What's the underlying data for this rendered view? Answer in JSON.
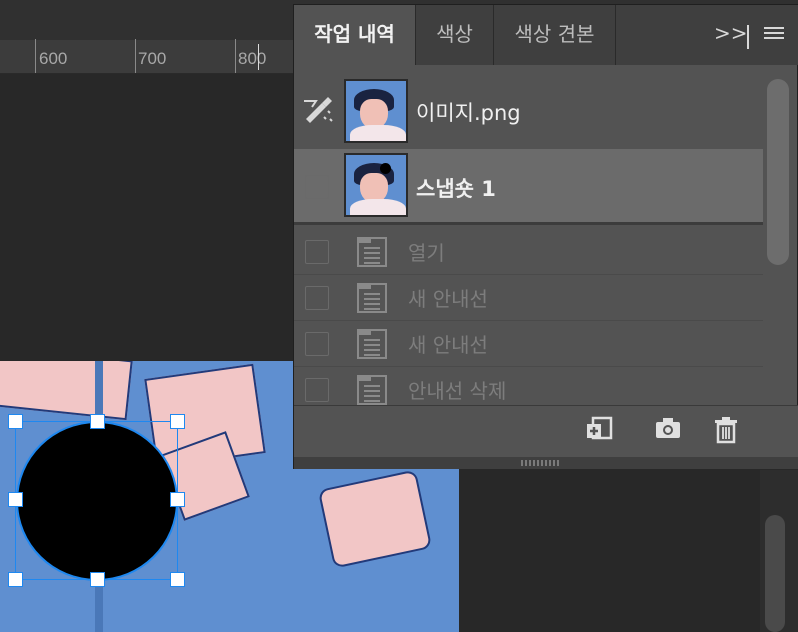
{
  "ruler": {
    "labels": [
      "600",
      "700",
      "800"
    ]
  },
  "panel": {
    "tabs": [
      {
        "label": "작업 내역",
        "active": true
      },
      {
        "label": "색상",
        "active": false
      },
      {
        "label": "색상 견본",
        "active": false
      }
    ],
    "collapse_label": ">>",
    "snapshots": [
      {
        "label": "이미지.png",
        "history_brush": true
      },
      {
        "label": "스냅숏 1",
        "selected": true
      }
    ],
    "states": [
      {
        "label": "열기"
      },
      {
        "label": "새 안내선"
      },
      {
        "label": "새 안내선"
      },
      {
        "label": "안내선 삭제"
      }
    ],
    "footer_icons": [
      "new-document-from-state-icon",
      "camera-icon",
      "trash-icon"
    ]
  },
  "canvas": {
    "shape_fill": "#000000",
    "selection_color": "#1e88f0"
  }
}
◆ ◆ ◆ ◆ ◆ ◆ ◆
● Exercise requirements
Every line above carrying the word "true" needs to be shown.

● Solved exercise
        "active": true
        "history_brush": true
        "selected": true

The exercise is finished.